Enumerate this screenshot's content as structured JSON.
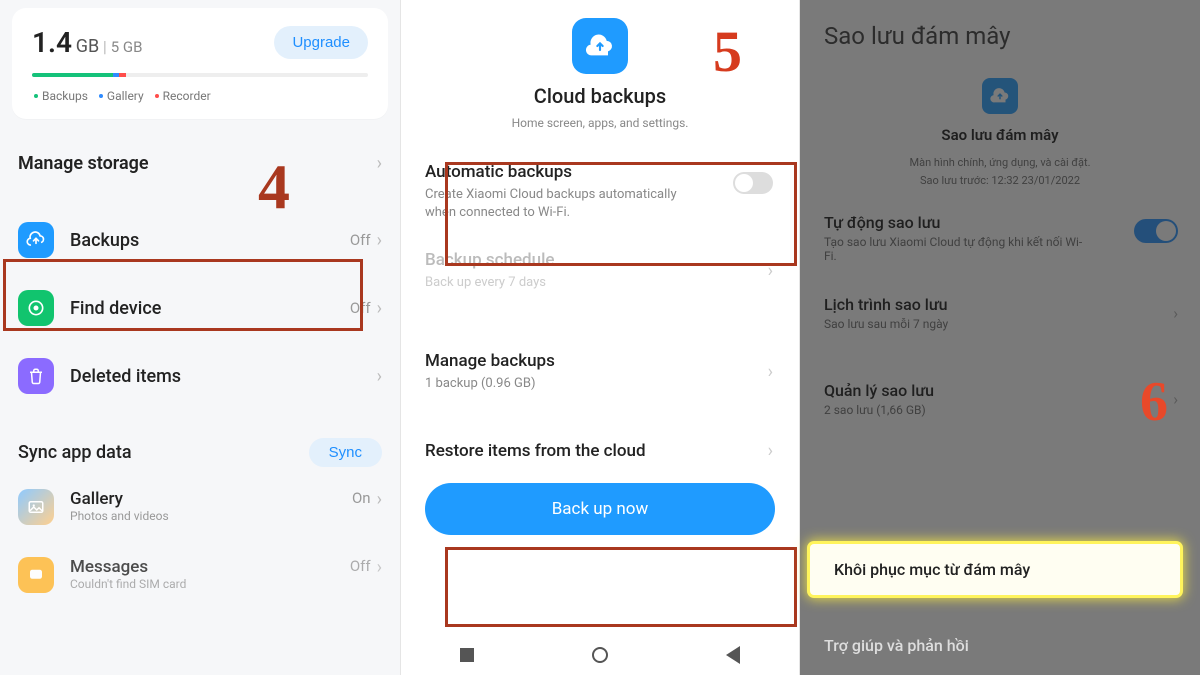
{
  "panel1": {
    "storage": {
      "used_value": "1.4",
      "used_unit": "GB",
      "total": "5 GB",
      "upgrade": "Upgrade",
      "legend": {
        "backups": "Backups",
        "gallery": "Gallery",
        "recorder": "Recorder"
      }
    },
    "manage_storage": "Manage storage",
    "backups": {
      "label": "Backups",
      "state": "Off"
    },
    "find_device": {
      "label": "Find device",
      "state": "Off"
    },
    "deleted_items": {
      "label": "Deleted items"
    },
    "sync_section": "Sync app data",
    "sync_button": "Sync",
    "gallery": {
      "label": "Gallery",
      "desc": "Photos and videos",
      "state": "On"
    },
    "messages": {
      "label": "Messages",
      "desc": "Couldn't find SIM card",
      "state": "Off"
    },
    "step": "4"
  },
  "panel2": {
    "title": "Cloud backups",
    "subtitle": "Home screen, apps, and settings.",
    "auto": {
      "title": "Automatic backups",
      "desc": "Create Xiaomi Cloud backups automatically when connected to Wi-Fi."
    },
    "schedule": {
      "title": "Backup schedule",
      "desc": "Back up every 7 days"
    },
    "manage": {
      "title": "Manage backups",
      "desc": "1 backup (0.96 GB)"
    },
    "restore": {
      "title": "Restore items from the cloud"
    },
    "button": "Back up now",
    "step": "5"
  },
  "panel3": {
    "header": "Sao lưu đám mây",
    "card": {
      "title": "Sao lưu đám mây",
      "line1": "Màn hình chính, ứng dụng, và cài đặt.",
      "line2": "Sao lưu trước: 12:32 23/01/2022"
    },
    "auto": {
      "title": "Tự động sao lưu",
      "desc": "Tạo sao lưu Xiaomi Cloud tự động khi kết nối Wi-Fi."
    },
    "schedule": {
      "title": "Lịch trình sao lưu",
      "desc": "Sao lưu sau mỗi 7 ngày"
    },
    "manage": {
      "title": "Quản lý sao lưu",
      "desc": "2 sao lưu (1,66 GB)"
    },
    "restore": "Khôi phục mục từ đám mây",
    "help": "Trợ giúp và phản hồi",
    "step": "6"
  }
}
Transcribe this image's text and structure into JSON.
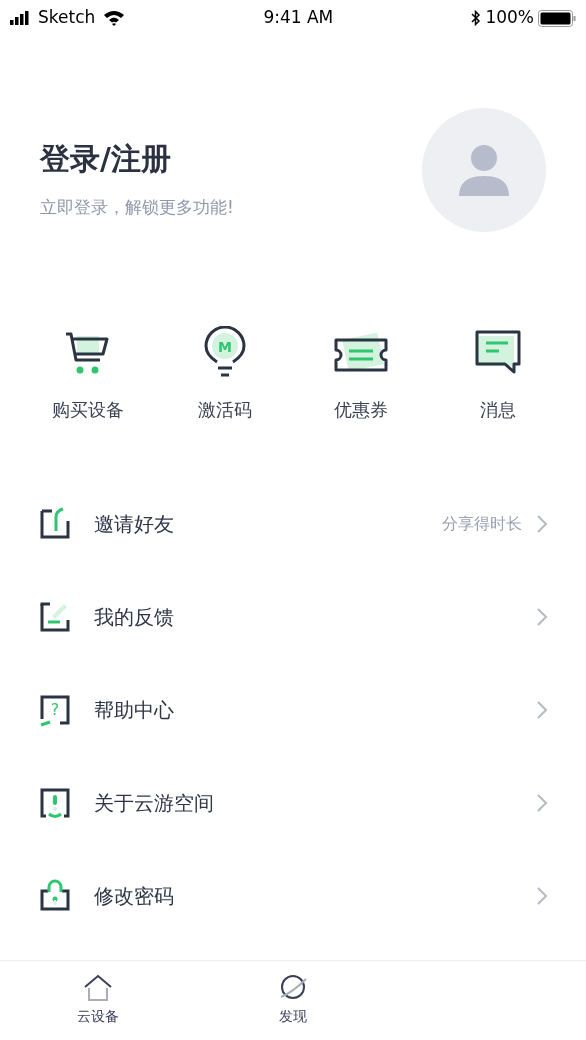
{
  "status_bar": {
    "carrier": "Sketch",
    "time": "9:41 AM",
    "battery": "100%"
  },
  "profile": {
    "title": "登录/注册",
    "subtitle": "立即登录，解锁更多功能!"
  },
  "shortcuts": [
    {
      "kind": "cart",
      "label": "购买设备"
    },
    {
      "kind": "bulb",
      "label": "激活码",
      "glyph": "M"
    },
    {
      "kind": "ticket",
      "label": "优惠券"
    },
    {
      "kind": "message",
      "label": "消息"
    }
  ],
  "menu": [
    {
      "kind": "share",
      "label": "邀请好友",
      "hint": "分享得时长"
    },
    {
      "kind": "feedback",
      "label": "我的反馈"
    },
    {
      "kind": "help",
      "label": "帮助中心",
      "glyph": "?"
    },
    {
      "kind": "about",
      "label": "关于云游空间"
    },
    {
      "kind": "lock",
      "label": "修改密码"
    }
  ],
  "tab_bar": [
    {
      "kind": "home",
      "label": "云设备",
      "selected": false
    },
    {
      "kind": "planet",
      "label": "发现",
      "selected": false
    }
  ]
}
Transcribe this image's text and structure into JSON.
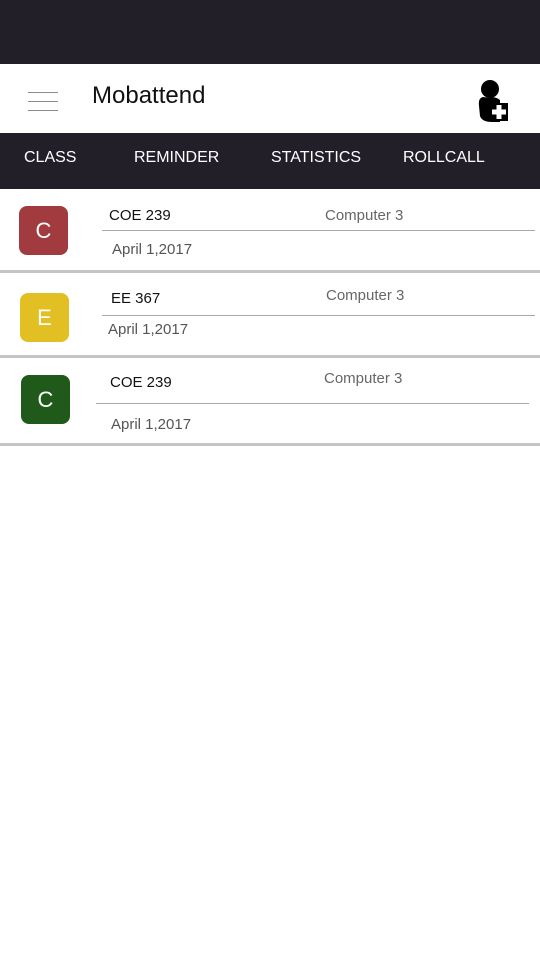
{
  "app_bar": {
    "title": "Mobattend",
    "menu_icon": "hamburger-menu-icon",
    "add_user_icon": "add-user-icon"
  },
  "tabs": [
    {
      "label": "CLASS"
    },
    {
      "label": "REMINDER"
    },
    {
      "label": "STATISTICS"
    },
    {
      "label": "ROLLCALL"
    }
  ],
  "classes": [
    {
      "initial": "C",
      "course": "COE 239",
      "room": "Computer 3",
      "date": "April 1,2017",
      "color": "#a23b3f"
    },
    {
      "initial": "E",
      "course": "EE 367",
      "room": "Computer 3",
      "date": "April 1,2017",
      "color": "#e2c023"
    },
    {
      "initial": "C",
      "course": "COE 239",
      "room": "Computer 3",
      "date": "April 1,2017",
      "color": "#1f5a1a"
    }
  ],
  "colors": {
    "dark_bar": "#221f29",
    "divider": "#a8a8a8",
    "row_separator": "#c4c4c4"
  }
}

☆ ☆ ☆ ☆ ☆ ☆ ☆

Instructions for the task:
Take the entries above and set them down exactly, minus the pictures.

Solution to this problem:
Enumerate this screenshot's content as structured JSON.
{
  "panel1": {
    "storage": {
      "used_value": "1.4",
      "used_unit": "GB",
      "total": "5 GB",
      "upgrade": "Upgrade",
      "legend": {
        "backups": "Backups",
        "gallery": "Gallery",
        "recorder": "Recorder"
      }
    },
    "manage_storage": "Manage storage",
    "backups": {
      "label": "Backups",
      "state": "Off"
    },
    "find_device": {
      "label": "Find device",
      "state": "Off"
    },
    "deleted_items": {
      "label": "Deleted items"
    },
    "sync_section": "Sync app data",
    "sync_button": "Sync",
    "gallery": {
      "label": "Gallery",
      "desc": "Photos and videos",
      "state": "On"
    },
    "messages": {
      "label": "Messages",
      "desc": "Couldn't find SIM card",
      "state": "Off"
    },
    "step": "4"
  },
  "panel2": {
    "title": "Cloud backups",
    "subtitle": "Home screen, apps, and settings.",
    "auto": {
      "title": "Automatic backups",
      "desc": "Create Xiaomi Cloud backups automatically when connected to Wi-Fi."
    },
    "schedule": {
      "title": "Backup schedule",
      "desc": "Back up every 7 days"
    },
    "manage": {
      "title": "Manage backups",
      "desc": "1 backup (0.96 GB)"
    },
    "restore": {
      "title": "Restore items from the cloud"
    },
    "button": "Back up now",
    "step": "5"
  },
  "panel3": {
    "header": "Sao lưu đám mây",
    "card": {
      "title": "Sao lưu đám mây",
      "line1": "Màn hình chính, ứng dụng, và cài đặt.",
      "line2": "Sao lưu trước: 12:32 23/01/2022"
    },
    "auto": {
      "title": "Tự động sao lưu",
      "desc": "Tạo sao lưu Xiaomi Cloud tự động khi kết nối Wi-Fi."
    },
    "schedule": {
      "title": "Lịch trình sao lưu",
      "desc": "Sao lưu sau mỗi 7 ngày"
    },
    "manage": {
      "title": "Quản lý sao lưu",
      "desc": "2 sao lưu (1,66 GB)"
    },
    "restore": "Khôi phục mục từ đám mây",
    "help": "Trợ giúp và phản hồi",
    "step": "6"
  }
}
Transcribe this image's text and structure into JSON.
{
  "status_bar": {
    "carrier": "Sketch",
    "time": "9:41 AM",
    "battery": "100%"
  },
  "profile": {
    "title": "登录/注册",
    "subtitle": "立即登录，解锁更多功能!"
  },
  "shortcuts": [
    {
      "kind": "cart",
      "label": "购买设备"
    },
    {
      "kind": "bulb",
      "label": "激活码",
      "glyph": "M"
    },
    {
      "kind": "ticket",
      "label": "优惠券"
    },
    {
      "kind": "message",
      "label": "消息"
    }
  ],
  "menu": [
    {
      "kind": "share",
      "label": "邀请好友",
      "hint": "分享得时长"
    },
    {
      "kind": "feedback",
      "label": "我的反馈"
    },
    {
      "kind": "help",
      "label": "帮助中心",
      "glyph": "?"
    },
    {
      "kind": "about",
      "label": "关于云游空间"
    },
    {
      "kind": "lock",
      "label": "修改密码"
    }
  ],
  "tab_bar": [
    {
      "kind": "home",
      "label": "云设备",
      "selected": false
    },
    {
      "kind": "planet",
      "label": "发现",
      "selected": false
    }
  ]
}
Transcribe this image's text and structure into JSON.
{
  "app_bar": {
    "title": "Mobattend",
    "menu_icon": "hamburger-menu-icon",
    "add_user_icon": "add-user-icon"
  },
  "tabs": [
    {
      "label": "CLASS"
    },
    {
      "label": "REMINDER"
    },
    {
      "label": "STATISTICS"
    },
    {
      "label": "ROLLCALL"
    }
  ],
  "classes": [
    {
      "initial": "C",
      "course": "COE 239",
      "room": "Computer 3",
      "date": "April 1,2017",
      "color": "#a23b3f"
    },
    {
      "initial": "E",
      "course": "EE 367",
      "room": "Computer 3",
      "date": "April 1,2017",
      "color": "#e2c023"
    },
    {
      "initial": "C",
      "course": "COE 239",
      "room": "Computer 3",
      "date": "April 1,2017",
      "color": "#1f5a1a"
    }
  ],
  "colors": {
    "dark_bar": "#221f29",
    "divider": "#a8a8a8",
    "row_separator": "#c4c4c4"
  }
}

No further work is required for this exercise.